=== Section Start ===

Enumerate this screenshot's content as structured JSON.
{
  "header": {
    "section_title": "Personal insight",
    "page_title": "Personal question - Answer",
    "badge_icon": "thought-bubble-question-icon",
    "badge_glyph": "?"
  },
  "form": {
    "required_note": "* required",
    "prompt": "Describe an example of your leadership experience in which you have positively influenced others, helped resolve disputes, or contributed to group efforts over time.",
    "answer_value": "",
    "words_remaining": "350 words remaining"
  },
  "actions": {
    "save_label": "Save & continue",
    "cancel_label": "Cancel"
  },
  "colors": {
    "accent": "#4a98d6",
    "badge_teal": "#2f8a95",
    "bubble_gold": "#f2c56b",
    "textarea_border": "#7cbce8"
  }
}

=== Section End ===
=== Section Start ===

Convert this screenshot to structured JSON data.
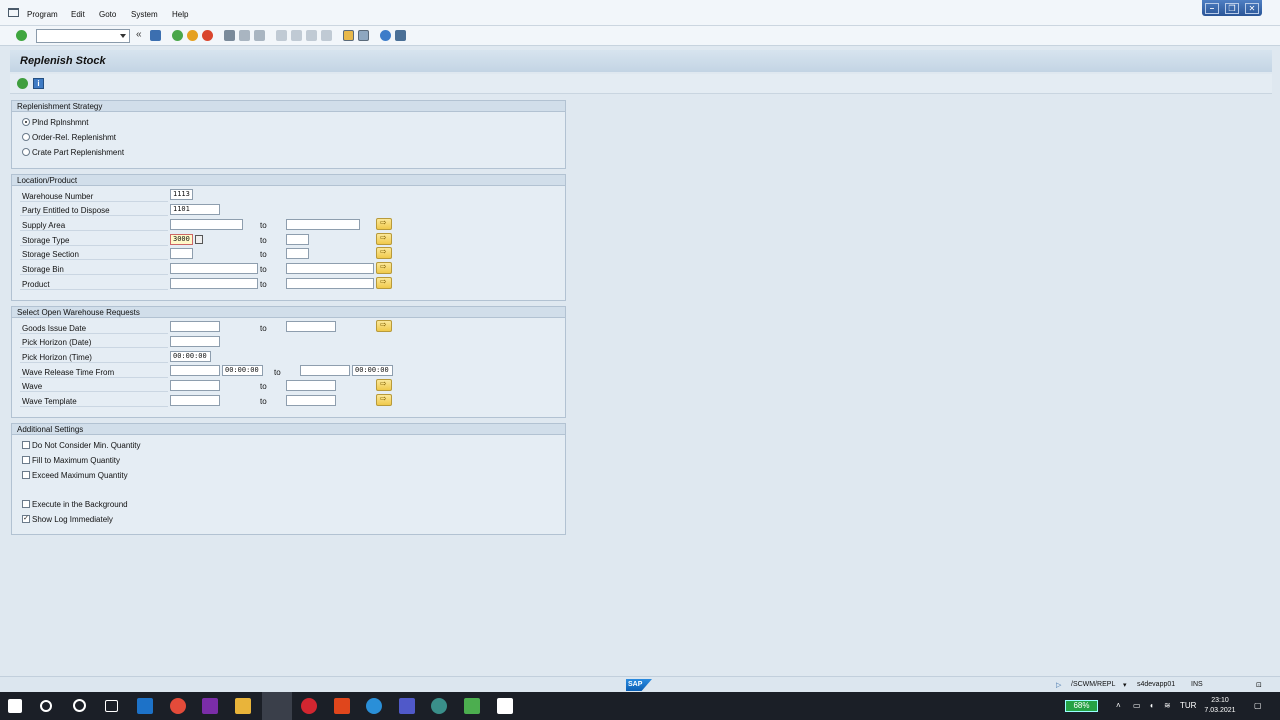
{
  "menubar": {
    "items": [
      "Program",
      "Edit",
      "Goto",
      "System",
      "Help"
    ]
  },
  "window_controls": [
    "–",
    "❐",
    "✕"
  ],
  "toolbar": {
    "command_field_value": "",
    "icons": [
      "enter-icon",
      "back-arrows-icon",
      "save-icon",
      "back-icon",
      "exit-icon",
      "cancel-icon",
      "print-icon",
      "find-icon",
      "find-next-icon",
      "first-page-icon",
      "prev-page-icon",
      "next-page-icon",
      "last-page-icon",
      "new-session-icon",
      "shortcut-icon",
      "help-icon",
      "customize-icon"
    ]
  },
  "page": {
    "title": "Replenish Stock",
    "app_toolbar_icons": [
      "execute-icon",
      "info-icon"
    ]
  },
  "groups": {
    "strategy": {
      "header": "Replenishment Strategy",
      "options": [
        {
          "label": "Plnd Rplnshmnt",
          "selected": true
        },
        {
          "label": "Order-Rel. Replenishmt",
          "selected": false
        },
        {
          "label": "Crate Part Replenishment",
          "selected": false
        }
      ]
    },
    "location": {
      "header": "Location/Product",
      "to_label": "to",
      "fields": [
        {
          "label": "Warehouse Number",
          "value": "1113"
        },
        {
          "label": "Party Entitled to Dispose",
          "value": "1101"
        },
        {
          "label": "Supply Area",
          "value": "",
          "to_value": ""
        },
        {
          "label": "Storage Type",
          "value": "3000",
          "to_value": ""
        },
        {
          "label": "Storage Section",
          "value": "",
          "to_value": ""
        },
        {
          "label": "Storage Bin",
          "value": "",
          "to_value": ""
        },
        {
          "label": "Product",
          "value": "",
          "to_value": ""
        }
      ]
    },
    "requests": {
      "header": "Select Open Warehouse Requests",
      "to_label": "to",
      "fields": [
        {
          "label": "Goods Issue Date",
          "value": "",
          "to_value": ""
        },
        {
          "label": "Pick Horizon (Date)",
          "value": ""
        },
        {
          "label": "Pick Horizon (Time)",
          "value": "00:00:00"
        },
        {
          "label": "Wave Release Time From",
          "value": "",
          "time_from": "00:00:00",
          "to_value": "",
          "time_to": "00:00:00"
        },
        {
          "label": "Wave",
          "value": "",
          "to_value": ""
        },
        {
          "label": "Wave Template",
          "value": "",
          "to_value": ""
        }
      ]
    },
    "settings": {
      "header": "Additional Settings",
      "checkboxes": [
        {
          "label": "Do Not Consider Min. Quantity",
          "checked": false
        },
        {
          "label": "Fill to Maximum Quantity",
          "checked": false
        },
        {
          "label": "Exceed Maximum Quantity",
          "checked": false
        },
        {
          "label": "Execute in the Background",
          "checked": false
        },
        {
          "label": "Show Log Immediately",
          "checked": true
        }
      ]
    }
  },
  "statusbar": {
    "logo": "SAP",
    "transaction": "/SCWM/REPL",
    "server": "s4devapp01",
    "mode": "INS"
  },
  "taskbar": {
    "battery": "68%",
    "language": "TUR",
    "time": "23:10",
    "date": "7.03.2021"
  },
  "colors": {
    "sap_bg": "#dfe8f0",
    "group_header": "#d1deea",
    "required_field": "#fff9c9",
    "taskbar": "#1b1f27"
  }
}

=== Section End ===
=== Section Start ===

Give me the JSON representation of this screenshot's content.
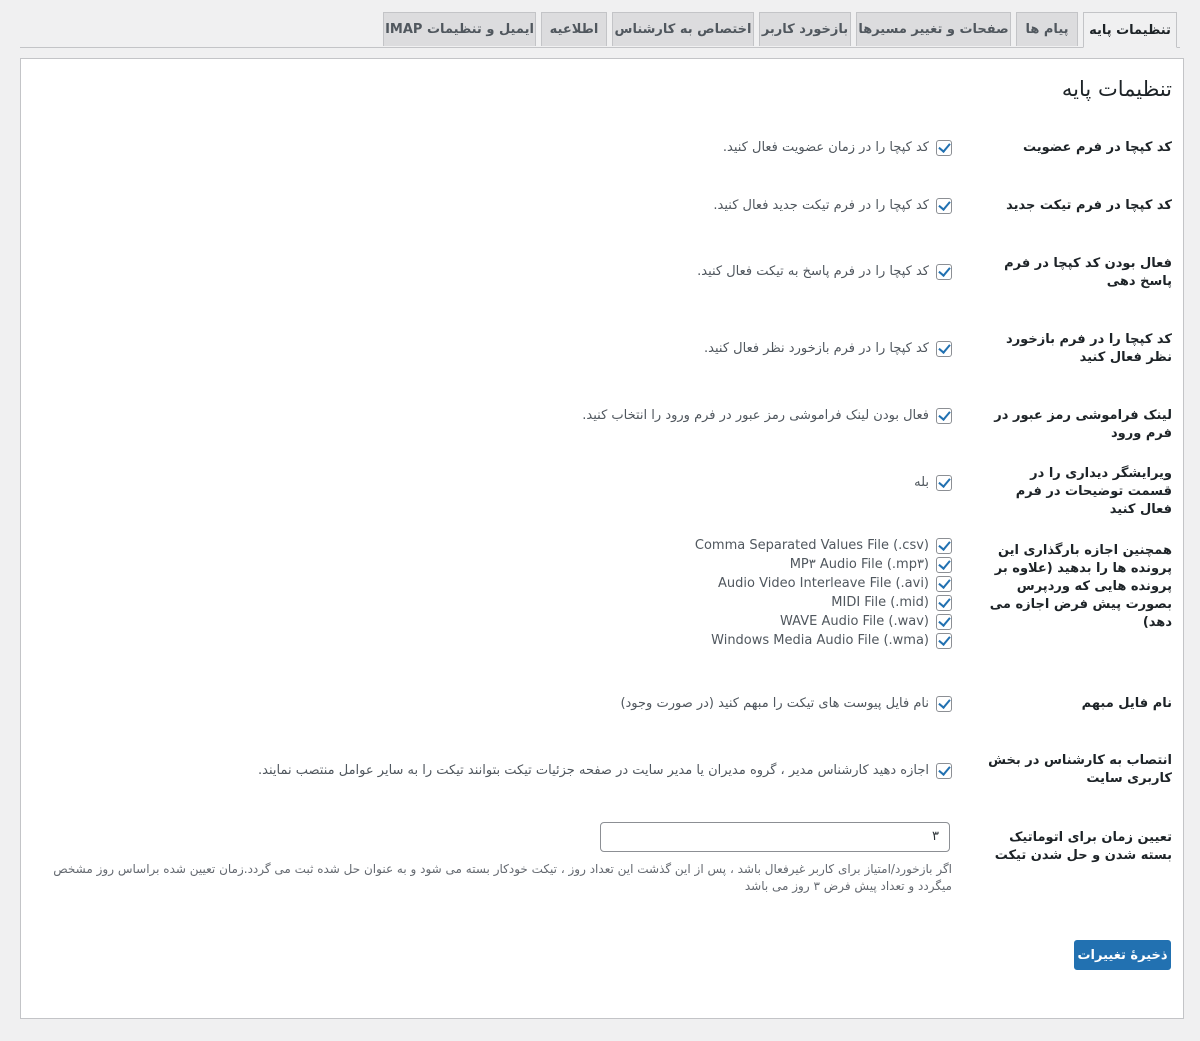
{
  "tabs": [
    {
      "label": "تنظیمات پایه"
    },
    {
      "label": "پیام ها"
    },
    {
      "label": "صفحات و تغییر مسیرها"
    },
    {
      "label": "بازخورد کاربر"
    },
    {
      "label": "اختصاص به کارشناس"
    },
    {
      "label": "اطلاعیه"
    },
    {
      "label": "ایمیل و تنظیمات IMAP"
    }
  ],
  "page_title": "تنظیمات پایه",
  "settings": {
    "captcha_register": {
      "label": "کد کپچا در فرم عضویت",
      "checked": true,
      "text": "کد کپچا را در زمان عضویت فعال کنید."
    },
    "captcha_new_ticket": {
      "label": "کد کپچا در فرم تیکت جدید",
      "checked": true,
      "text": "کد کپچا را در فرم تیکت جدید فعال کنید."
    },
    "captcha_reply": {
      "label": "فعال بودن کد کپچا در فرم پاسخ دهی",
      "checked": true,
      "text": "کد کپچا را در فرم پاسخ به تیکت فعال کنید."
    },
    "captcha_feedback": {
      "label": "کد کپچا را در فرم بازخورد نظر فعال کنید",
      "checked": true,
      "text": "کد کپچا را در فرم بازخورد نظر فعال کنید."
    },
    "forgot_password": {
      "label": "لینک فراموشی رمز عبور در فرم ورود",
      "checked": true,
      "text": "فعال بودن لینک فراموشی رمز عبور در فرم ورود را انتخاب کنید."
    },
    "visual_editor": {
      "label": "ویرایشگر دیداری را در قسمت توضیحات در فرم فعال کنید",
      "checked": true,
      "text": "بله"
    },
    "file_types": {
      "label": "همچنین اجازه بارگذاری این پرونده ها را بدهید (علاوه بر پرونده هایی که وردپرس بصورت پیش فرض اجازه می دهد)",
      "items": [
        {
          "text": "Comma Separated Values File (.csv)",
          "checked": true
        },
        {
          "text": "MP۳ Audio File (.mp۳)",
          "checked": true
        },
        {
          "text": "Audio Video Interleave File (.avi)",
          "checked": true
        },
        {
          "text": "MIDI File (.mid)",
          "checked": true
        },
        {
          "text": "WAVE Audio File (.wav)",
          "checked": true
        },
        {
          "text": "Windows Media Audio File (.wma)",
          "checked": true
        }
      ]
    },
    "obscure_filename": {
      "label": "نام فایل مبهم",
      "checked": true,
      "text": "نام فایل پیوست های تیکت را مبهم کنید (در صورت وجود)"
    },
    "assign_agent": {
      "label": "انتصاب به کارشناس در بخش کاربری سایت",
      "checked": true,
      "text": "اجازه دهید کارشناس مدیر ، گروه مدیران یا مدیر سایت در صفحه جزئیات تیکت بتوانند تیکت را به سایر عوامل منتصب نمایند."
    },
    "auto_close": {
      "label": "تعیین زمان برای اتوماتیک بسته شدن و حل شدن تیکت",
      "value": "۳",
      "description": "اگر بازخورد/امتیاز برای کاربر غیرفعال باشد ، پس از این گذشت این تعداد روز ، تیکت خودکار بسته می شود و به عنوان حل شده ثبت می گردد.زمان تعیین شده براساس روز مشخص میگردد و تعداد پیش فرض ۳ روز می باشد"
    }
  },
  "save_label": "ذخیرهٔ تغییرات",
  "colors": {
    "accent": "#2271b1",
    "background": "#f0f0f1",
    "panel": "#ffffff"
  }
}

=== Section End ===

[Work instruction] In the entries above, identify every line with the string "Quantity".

[Finished exercise]
          "label": "Do Not Consider Min. Quantity",
          "label": "Fill to Maximum Quantity",
          "label": "Exceed Maximum Quantity",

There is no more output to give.